Criminal Law and Criminology: A Survey of Recent Books
Neumer, Peter, Journal of Criminal Law and Criminology
ROGER W. SHUY, CREATING LANGUAGE CRIMES: HOW LAW ENFORCEMENT USES (AND MISUSES) LANGUAGE, (Oxford University Press 2005) 185 PP.

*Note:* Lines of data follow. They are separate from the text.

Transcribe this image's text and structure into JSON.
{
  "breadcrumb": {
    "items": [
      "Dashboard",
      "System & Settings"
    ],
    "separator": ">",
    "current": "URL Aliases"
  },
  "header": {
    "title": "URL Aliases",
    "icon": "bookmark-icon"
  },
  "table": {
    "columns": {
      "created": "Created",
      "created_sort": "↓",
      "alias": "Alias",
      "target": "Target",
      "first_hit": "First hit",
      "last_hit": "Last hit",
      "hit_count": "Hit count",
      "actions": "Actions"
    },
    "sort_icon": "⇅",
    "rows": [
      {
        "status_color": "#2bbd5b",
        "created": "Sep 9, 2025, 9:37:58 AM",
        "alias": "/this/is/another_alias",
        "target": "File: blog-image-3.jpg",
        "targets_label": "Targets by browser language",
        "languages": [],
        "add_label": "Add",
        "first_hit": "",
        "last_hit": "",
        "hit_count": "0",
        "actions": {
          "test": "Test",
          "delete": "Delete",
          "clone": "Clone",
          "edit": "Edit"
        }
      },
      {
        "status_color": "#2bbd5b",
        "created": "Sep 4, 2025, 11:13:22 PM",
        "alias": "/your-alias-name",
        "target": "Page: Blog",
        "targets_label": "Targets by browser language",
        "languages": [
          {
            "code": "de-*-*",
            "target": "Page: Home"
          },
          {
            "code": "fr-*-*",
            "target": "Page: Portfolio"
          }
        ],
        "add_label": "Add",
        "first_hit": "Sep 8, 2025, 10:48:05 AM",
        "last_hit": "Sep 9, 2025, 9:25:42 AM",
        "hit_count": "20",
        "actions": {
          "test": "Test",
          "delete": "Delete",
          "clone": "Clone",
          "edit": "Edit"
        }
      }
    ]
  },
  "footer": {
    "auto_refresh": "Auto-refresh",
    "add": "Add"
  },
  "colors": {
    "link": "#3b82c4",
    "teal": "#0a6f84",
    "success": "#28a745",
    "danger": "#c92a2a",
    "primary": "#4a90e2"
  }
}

In Creating Language Crimes: How Law Enforcement Uses (and Misuses) Language, Roger W. Shuy draws on his decades of experience as a forensic linguistics expert to argue that law enforcement officials are, at times, guilty of using "conversational power strategies" in order to manipulate tape-recorded conversations and create language crimes such as bribery, obstruction of justice, or solicitation of murder. Shuy, while noting the recent scholarship documenting the abuse of forensic evidence generally in criminal trials, is careful to point out that not all, or even many, law enforcement groups systematically manufacture language crimes. Rather, Shuy asserts that law enforcement agents have engaged in problematic behavior with respect to tape recordings only in certain instances. Shuy bases his conclusions almost exclusively on anecdotal evidence culled from the various criminal proceedings Shuy has worked on first-hand. Shuy identifies eleven conversational strategies law enforcement agents and cooperating witnesses use to "create the illusion of a crime when one was not otherwise happening." These strategies range from the rather benign--employing linguistic ambiguity to suggest the presence of a crime (e.g., using a euphemism for the word "kill")--to the downright nefarious--artificially creating static on the recording tape to obscure the future defendant's exculpatory statements or manipulating the on/off switch of the tape recorder to give the impression that the defendant is present when she is not. Shuy suggests that conversational strategies are effective in fabricating language crimes for three primary reasons: (1) the strategies are not noticeable to targets because they are commonplace in standard conversation (for example: people often refer to items or acts ambiguously); (2) the strategies, although potentially confusing or offensive (the insertion of offensive language into a conversation to suggest a rough, "criminal" element), do not arouse suspicion that one is being set up to appear to be committing an illegal act; and (3) the strategies are invidiously deceptive ("lying about critical facts upon which the targets have to rely to make decisions either to commit illegal acts or to reject them"). For Shuy, conversational power strategies are particularly troublesome in the context of a criminal investigation based on tape recordings, because the targets of an investigation do not know they are being recorded and thus cannot properly respond to the questionable conversational practices promulgated by a law enforcement agent or a cooperating witness. Were a target to be aware of the recording process, he could clarify vague terms or take the time to correct a cooperating witness' false statement. Absent this information, however, conversational strategies become powerful and effective in the fabrication of a language crime. Shuy divides his examples of the usage of conversational power strategies into two sections: uses by cooperating witnesses and uses by law enforcement officers. In the cooperating witness section, Shuy describes six separate criminal investigations involving alleged solicitation of murder, murder, stolen property, business fraud, contract fraud, and sexual misconduct respectively and then analyzes how cooperating witnesses attempted to use the conversational techniques of using ambiguous phrases, not taking "no" for an answer to a inculpating question, or lying to establish the target's guilt. Similarly, in the uses by law enforcement officers section, Shuy relates the details of five criminal investigations where the law enforcement agents actually were the ones employing questionable conversational approaches. …